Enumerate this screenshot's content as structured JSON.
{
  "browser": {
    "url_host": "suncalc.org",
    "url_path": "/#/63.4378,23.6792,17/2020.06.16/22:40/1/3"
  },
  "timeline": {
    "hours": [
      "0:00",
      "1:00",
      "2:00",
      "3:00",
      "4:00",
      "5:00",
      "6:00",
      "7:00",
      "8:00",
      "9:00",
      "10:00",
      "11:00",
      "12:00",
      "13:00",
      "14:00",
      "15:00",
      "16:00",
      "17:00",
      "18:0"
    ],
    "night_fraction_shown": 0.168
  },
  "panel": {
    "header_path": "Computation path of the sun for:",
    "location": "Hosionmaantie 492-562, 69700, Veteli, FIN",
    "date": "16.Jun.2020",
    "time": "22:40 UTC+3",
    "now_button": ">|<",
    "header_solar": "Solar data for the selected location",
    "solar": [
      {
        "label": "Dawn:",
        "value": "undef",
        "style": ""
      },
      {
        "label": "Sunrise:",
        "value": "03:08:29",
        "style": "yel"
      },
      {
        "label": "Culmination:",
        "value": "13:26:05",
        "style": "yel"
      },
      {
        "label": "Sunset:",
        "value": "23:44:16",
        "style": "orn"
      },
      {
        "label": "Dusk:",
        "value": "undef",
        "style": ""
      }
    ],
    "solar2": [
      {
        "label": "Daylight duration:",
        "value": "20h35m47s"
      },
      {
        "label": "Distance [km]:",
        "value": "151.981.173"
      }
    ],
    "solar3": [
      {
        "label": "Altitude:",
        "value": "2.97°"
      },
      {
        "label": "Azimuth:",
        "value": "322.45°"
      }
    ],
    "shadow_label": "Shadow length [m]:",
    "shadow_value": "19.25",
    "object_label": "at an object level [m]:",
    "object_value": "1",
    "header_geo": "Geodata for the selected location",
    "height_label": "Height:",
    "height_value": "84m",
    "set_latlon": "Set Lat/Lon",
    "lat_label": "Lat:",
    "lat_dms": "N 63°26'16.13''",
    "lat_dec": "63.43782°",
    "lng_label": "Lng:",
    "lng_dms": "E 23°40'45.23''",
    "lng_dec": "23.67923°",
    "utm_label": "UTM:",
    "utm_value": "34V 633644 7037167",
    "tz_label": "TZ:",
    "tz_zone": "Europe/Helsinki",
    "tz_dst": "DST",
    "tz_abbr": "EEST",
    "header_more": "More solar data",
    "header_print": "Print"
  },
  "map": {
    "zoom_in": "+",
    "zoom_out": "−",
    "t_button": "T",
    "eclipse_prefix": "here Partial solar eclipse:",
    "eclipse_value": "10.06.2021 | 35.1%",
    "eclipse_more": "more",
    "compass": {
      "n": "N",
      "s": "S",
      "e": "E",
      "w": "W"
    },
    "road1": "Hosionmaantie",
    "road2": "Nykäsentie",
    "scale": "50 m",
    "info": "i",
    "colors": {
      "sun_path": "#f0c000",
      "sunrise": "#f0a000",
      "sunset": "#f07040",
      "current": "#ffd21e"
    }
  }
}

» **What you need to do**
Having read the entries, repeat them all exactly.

» **Solution to this problem**
Enumerate this screenshot's content as structured JSON.
{
  "browser": {
    "url_host": "suncalc.org",
    "url_path": "/#/63.4378,23.6792,17/2020.06.16/22:40/1/3"
  },
  "timeline": {
    "hours": [
      "0:00",
      "1:00",
      "2:00",
      "3:00",
      "4:00",
      "5:00",
      "6:00",
      "7:00",
      "8:00",
      "9:00",
      "10:00",
      "11:00",
      "12:00",
      "13:00",
      "14:00",
      "15:00",
      "16:00",
      "17:00",
      "18:0"
    ],
    "night_fraction_shown": 0.168
  },
  "panel": {
    "header_path": "Computation path of the sun for:",
    "location": "Hosionmaantie 492-562, 69700, Veteli, FIN",
    "date": "16.Jun.2020",
    "time": "22:40 UTC+3",
    "now_button": ">|<",
    "header_solar": "Solar data for the selected location",
    "solar": [
      {
        "label": "Dawn:",
        "value": "undef",
        "style": ""
      },
      {
        "label": "Sunrise:",
        "value": "03:08:29",
        "style": "yel"
      },
      {
        "label": "Culmination:",
        "value": "13:26:05",
        "style": "yel"
      },
      {
        "label": "Sunset:",
        "value": "23:44:16",
        "style": "orn"
      },
      {
        "label": "Dusk:",
        "value": "undef",
        "style": ""
      }
    ],
    "solar2": [
      {
        "label": "Daylight duration:",
        "value": "20h35m47s"
      },
      {
        "label": "Distance [km]:",
        "value": "151.981.173"
      }
    ],
    "solar3": [
      {
        "label": "Altitude:",
        "value": "2.97°"
      },
      {
        "label": "Azimuth:",
        "value": "322.45°"
      }
    ],
    "shadow_label": "Shadow length [m]:",
    "shadow_value": "19.25",
    "object_label": "at an object level [m]:",
    "object_value": "1",
    "header_geo": "Geodata for the selected location",
    "height_label": "Height:",
    "height_value": "84m",
    "set_latlon": "Set Lat/Lon",
    "lat_label": "Lat:",
    "lat_dms": "N 63°26'16.13''",
    "lat_dec": "63.43782°",
    "lng_label": "Lng:",
    "lng_dms": "E 23°40'45.23''",
    "lng_dec": "23.67923°",
    "utm_label": "UTM:",
    "utm_value": "34V 633644 7037167",
    "tz_label": "TZ:",
    "tz_zone": "Europe/Helsinki",
    "tz_dst": "DST",
    "tz_abbr": "EEST",
    "header_more": "More solar data",
    "header_print": "Print"
  },
  "map": {
    "zoom_in": "+",
    "zoom_out": "−",
    "t_button": "T",
    "eclipse_prefix": "here Partial solar eclipse:",
    "eclipse_value": "10.06.2021 | 35.1%",
    "eclipse_more": "more",
    "compass": {
      "n": "N",
      "s": "S",
      "e": "E",
      "w": "W"
    },
    "road1": "Hosionmaantie",
    "road2": "Nykäsentie",
    "scale": "50 m",
    "info": "i",
    "colors": {
      "sun_path": "#f0c000",
      "sunrise": "#f0a000",
      "sunset": "#f07040",
      "current": "#ffd21e"
    }
  }
}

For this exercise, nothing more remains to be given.